Yes they are and one big problem this is causing – nearly half of consumers are not taking medications MDs prescribed!
One interesting point about medication costs – what a person pays can vary from one pharmacy to another! A recent survey found:
· About 1/3 would go to a different pharmacy for a $10 savings.
· Almost 70% would change if the savings were between $11 and $25!
Another survey found 67% of people did not fill their prescription because of the high cost.
MDs often do not talk about less expensive alternative medications. One step to help people was recently implemented. A local pharmacy is:
· Now allowed to tell people if the cost of a simple medication is less than the co-pay on their prescription plan.
Then too, I encourage people to ask the pharmacist about less expensive options than the medication on their prescription.
In late February while attending a professional conference in Washington DC Alex Azar the head of CMS (Center for Medicare & Medicaid Services) highlighted to my association members plans to increase transparency in medication prices. This will allow individuals to look for alternatives when they receive a prescription.
In following prescription costs through professional sources I see experts are reporting “real change is coming”. Perhaps not as fast as many would like. Steps such as:
· Working on the total cost of a medical situation by integrating and closely monitoring medical treatment and medications.

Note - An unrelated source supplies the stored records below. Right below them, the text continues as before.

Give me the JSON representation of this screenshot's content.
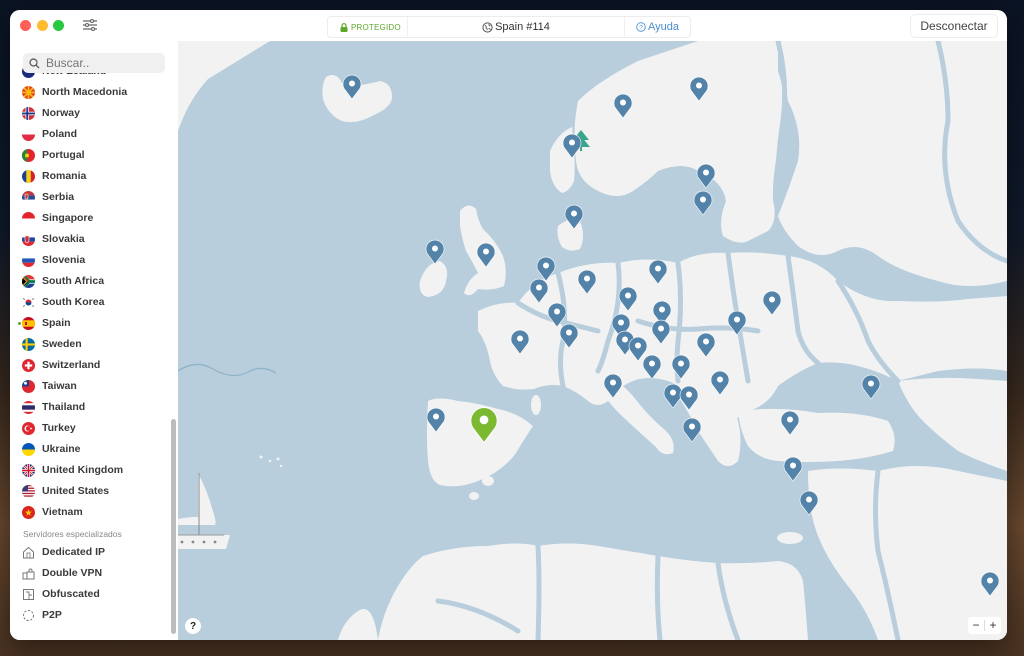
{
  "window": {
    "status": {
      "protection_label": "PROTEGIDO",
      "server_label": "Spain #114",
      "help_label": "Ayuda"
    },
    "disconnect_label": "Desconectar"
  },
  "colors": {
    "accent_green": "#5ea72c",
    "pin_blue": "#5383a9",
    "pin_active": "#7bb930",
    "map_water": "#b8cedd",
    "map_land": "#f2f2f2",
    "link_blue": "#4a8fd1"
  },
  "sidebar": {
    "search_placeholder": "Buscar..",
    "countries": [
      {
        "label": "New Zealand",
        "flag": "nz-flag-icon",
        "partial": true
      },
      {
        "label": "North Macedonia",
        "flag": "mk-flag-icon"
      },
      {
        "label": "Norway",
        "flag": "no-flag-icon"
      },
      {
        "label": "Poland",
        "flag": "pl-flag-icon"
      },
      {
        "label": "Portugal",
        "flag": "pt-flag-icon"
      },
      {
        "label": "Romania",
        "flag": "ro-flag-icon"
      },
      {
        "label": "Serbia",
        "flag": "rs-flag-icon"
      },
      {
        "label": "Singapore",
        "flag": "sg-flag-icon"
      },
      {
        "label": "Slovakia",
        "flag": "sk-flag-icon"
      },
      {
        "label": "Slovenia",
        "flag": "si-flag-icon"
      },
      {
        "label": "South Africa",
        "flag": "za-flag-icon"
      },
      {
        "label": "South Korea",
        "flag": "kr-flag-icon"
      },
      {
        "label": "Spain",
        "flag": "es-flag-icon",
        "connected": true
      },
      {
        "label": "Sweden",
        "flag": "se-flag-icon"
      },
      {
        "label": "Switzerland",
        "flag": "ch-flag-icon"
      },
      {
        "label": "Taiwan",
        "flag": "tw-flag-icon"
      },
      {
        "label": "Thailand",
        "flag": "th-flag-icon"
      },
      {
        "label": "Turkey",
        "flag": "tr-flag-icon"
      },
      {
        "label": "Ukraine",
        "flag": "ua-flag-icon"
      },
      {
        "label": "United Kingdom",
        "flag": "gb-flag-icon"
      },
      {
        "label": "United States",
        "flag": "us-flag-icon"
      },
      {
        "label": "Vietnam",
        "flag": "vn-flag-icon"
      }
    ],
    "specialty_section_label": "Servidores especializados",
    "specialty": [
      {
        "label": "Dedicated IP",
        "icon": "house-icon"
      },
      {
        "label": "Double VPN",
        "icon": "double-lock-icon"
      },
      {
        "label": "Obfuscated",
        "icon": "obfuscated-icon"
      },
      {
        "label": "P2P",
        "icon": "p2p-icon"
      }
    ]
  },
  "map": {
    "help_label": "?",
    "zoom_out_label": "−",
    "zoom_in_label": "+",
    "active_server": "Spain"
  }
}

· Changing the way prescription delivery is managed.
Want to share another way for people to take advantage of lower costs – the GoodRx discount service:
· When using the medication cost can sometimes be lower than through a person’s prescription plan.

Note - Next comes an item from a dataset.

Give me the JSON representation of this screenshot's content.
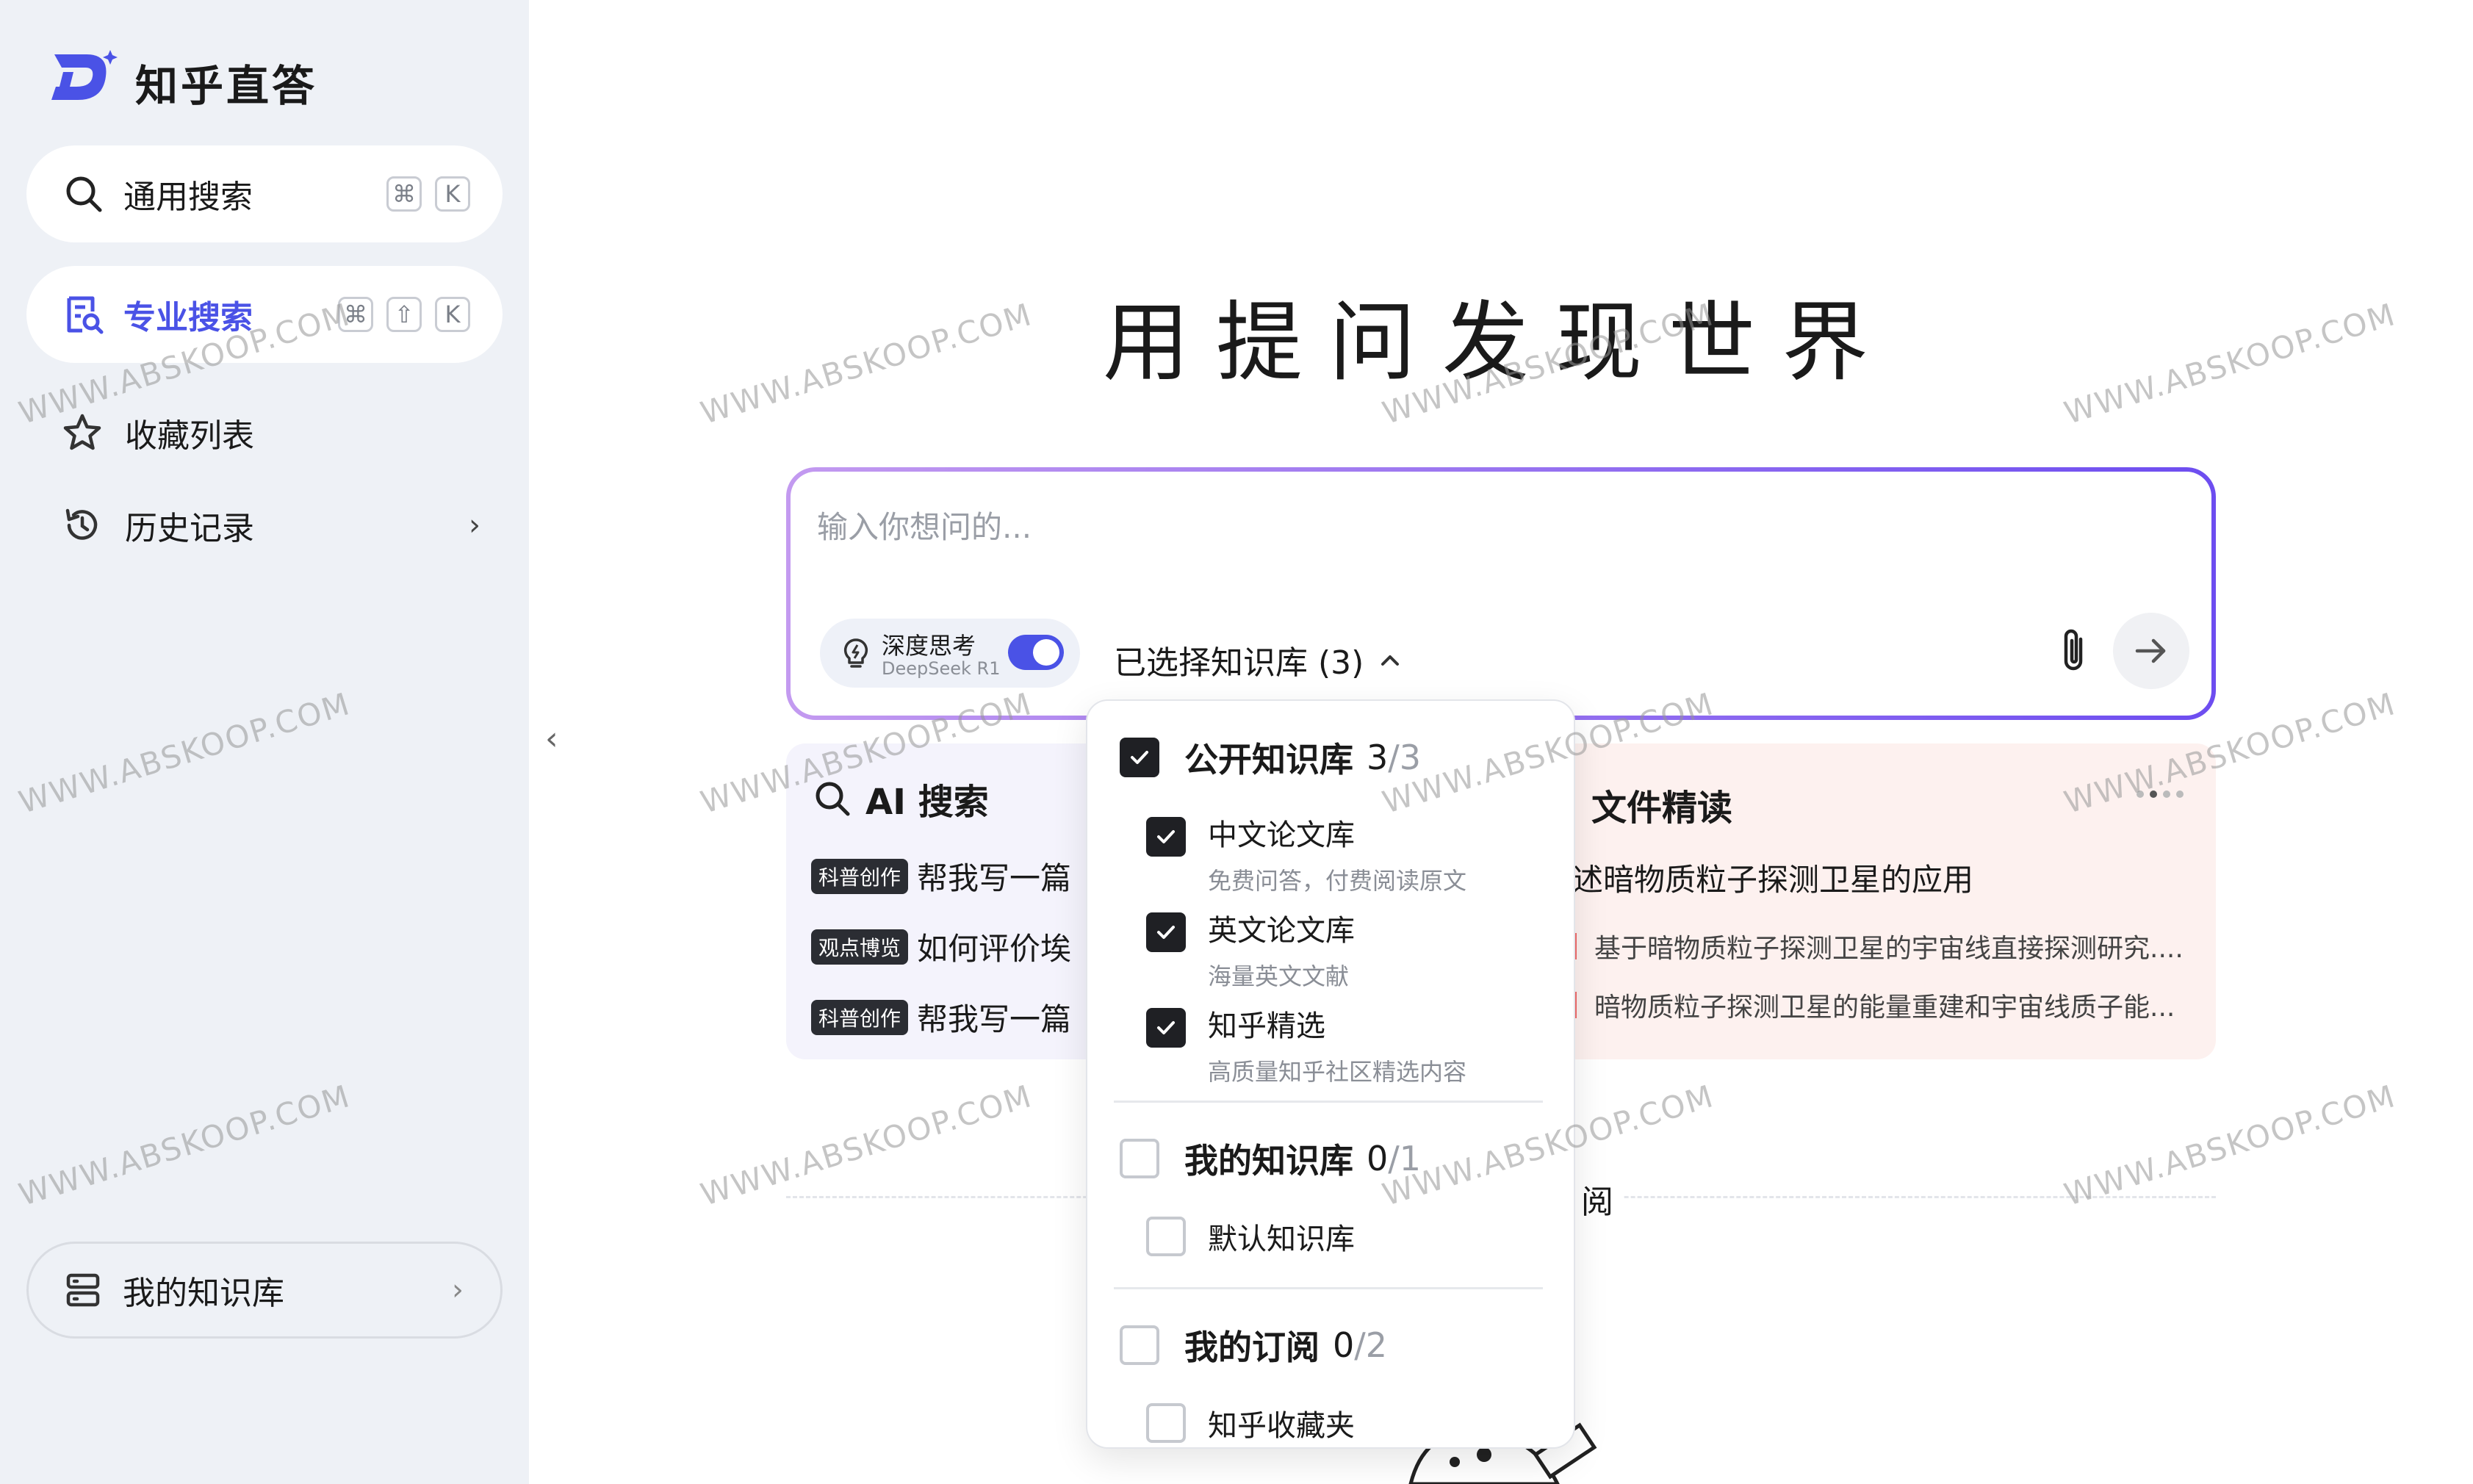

· You can try the service for no cost.
· BTW – the cost of a medication purchased using GoodRx does not get applied as an expense toward a person's medical plan deductible.
John C Parker, RHU, LTCP